The task -
Find the lines holding the string "Iranian" in the data, then copy all of them.

Web page and app entries:
· · · · ·
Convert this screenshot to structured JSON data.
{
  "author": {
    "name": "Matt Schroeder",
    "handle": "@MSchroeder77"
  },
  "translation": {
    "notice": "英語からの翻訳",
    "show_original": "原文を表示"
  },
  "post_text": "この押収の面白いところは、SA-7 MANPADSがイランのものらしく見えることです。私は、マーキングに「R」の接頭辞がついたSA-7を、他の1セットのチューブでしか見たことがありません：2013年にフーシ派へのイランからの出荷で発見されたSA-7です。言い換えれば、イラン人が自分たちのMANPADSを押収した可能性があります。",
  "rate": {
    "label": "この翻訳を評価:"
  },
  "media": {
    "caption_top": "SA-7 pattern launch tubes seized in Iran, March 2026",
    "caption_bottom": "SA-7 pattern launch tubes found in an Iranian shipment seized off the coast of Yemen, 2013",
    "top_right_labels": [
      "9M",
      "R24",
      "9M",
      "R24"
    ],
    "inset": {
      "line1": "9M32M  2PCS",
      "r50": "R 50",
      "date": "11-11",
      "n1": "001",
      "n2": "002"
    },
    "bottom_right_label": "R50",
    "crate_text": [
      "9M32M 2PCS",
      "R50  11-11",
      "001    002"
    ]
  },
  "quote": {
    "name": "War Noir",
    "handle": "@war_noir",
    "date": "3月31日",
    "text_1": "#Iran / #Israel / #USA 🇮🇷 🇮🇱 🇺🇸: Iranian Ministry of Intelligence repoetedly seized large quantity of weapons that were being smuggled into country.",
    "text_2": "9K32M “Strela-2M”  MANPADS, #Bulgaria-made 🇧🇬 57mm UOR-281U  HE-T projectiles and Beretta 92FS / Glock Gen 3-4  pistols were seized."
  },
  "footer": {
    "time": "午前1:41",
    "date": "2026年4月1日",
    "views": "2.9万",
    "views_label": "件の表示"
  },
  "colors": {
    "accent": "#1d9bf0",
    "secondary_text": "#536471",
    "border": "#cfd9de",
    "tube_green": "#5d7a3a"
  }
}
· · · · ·
Result of the task -
    "caption_bottom": "SA-7 pattern launch tubes found in an Iranian shipment seized off the coast of Yemen, 2013",
    "text_1": "#Iran / #Israel / #USA 🇮🇷 🇮🇱 🇺🇸: Iranian Ministry of Intelligence repoetedly seized large quantity of weapons that were being smuggled into country.",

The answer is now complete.